Monday, April 22, 2013

BOOK: The Forrests by Emily Perkins

The Forrests by Emily Perkins, 340 pages

Orange Longlist 2013 (Women's Prize for Fiction)

I persevered through The Forrests, and finally finished. Ringing endorsement, eh?

Jenny wrote a post about the unified theory of her reading tastes. You should check out her theory - it helped me realise what it is about books I don't like. (Well, I've essentially copied hers). I don't enjoy books where the characters are not put into a situation where they are forced to make a decision, or deal with a difficulty or show some growth. Books where characters just float along and do some thinking, combined with a lack of writer's 'readability for my brain' are books that I end up not enjoying. I can handle one or the other, but both? Me and the book are in trouble.

That would be my problem with The Forrests, because I did have problems. Most of the interesting action happened between chapters, and the (eventual) main character just seemed to float through life. The point of view, with no one's thoughts or viewpoint stressed (what's that actually called?), also made it difficult to connect with anyone at all. (And I know it is cliche to say I didn't connect with characters.) For an example of the missing action, at one point, Dorothy has had a number of kids, becoming quite agoraphobic, and quite obese. At the start of the next chapter, she is swimming at a local pool, and the comment is made that she had been dieting for the past two years. What?

Dorothy is one of four Forrest children, and we follow her life. The detail in the beginning chapters,  about all the kids as the family moves to New Zealand, did not lead me to realize that it was Dorothy, and her entire life that we'd be following.There were lots of sad things, some good things; a regular life.
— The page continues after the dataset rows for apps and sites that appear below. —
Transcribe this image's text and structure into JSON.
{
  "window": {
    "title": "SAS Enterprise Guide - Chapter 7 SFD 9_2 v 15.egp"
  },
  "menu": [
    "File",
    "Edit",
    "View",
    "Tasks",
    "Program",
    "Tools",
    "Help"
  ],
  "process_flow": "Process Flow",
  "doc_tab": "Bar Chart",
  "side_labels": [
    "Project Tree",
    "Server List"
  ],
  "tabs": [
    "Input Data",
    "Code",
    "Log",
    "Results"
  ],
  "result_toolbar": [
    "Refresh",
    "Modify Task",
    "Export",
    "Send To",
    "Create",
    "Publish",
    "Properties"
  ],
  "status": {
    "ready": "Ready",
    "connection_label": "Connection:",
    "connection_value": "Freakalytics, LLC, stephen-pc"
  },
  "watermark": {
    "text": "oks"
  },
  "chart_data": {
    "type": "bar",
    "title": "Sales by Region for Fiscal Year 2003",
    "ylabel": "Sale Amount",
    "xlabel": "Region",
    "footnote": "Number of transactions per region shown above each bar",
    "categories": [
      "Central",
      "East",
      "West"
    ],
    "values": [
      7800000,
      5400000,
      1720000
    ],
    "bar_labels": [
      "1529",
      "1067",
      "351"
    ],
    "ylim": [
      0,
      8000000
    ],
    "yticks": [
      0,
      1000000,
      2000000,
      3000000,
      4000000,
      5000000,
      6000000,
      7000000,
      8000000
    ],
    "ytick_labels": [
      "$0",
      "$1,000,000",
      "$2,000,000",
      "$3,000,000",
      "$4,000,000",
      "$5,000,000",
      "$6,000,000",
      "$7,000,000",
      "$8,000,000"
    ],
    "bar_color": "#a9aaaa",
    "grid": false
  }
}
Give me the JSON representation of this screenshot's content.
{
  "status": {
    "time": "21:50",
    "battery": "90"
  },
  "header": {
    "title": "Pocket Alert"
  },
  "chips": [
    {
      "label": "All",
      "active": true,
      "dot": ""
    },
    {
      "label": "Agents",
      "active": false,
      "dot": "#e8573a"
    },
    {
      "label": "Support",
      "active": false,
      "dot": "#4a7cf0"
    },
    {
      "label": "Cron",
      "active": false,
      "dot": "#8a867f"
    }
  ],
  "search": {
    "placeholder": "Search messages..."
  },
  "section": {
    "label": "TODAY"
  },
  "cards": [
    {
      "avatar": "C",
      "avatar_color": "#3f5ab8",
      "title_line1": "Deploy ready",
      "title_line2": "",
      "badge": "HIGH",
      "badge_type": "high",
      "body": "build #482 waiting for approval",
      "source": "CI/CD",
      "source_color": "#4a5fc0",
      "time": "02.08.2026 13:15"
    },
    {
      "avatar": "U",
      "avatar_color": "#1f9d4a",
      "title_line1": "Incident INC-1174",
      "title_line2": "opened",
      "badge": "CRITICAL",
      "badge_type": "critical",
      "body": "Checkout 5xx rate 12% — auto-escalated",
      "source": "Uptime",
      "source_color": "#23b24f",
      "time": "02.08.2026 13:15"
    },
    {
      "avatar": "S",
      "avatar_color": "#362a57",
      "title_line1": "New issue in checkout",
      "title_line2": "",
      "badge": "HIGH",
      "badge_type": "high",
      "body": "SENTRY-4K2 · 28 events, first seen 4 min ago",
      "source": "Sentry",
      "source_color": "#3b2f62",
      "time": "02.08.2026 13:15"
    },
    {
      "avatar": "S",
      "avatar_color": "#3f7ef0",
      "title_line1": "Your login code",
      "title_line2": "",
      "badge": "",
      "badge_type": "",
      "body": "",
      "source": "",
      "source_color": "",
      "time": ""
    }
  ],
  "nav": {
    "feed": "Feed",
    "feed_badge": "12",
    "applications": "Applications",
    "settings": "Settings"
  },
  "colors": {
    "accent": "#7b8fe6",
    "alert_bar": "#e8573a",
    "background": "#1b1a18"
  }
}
I didn't actually hate it, and there were chapters where I did get into the story. I respect what the author has written and why it would be nominated for The Woman's Prize for Fiction, but overall, not a story that I enjoyed enough.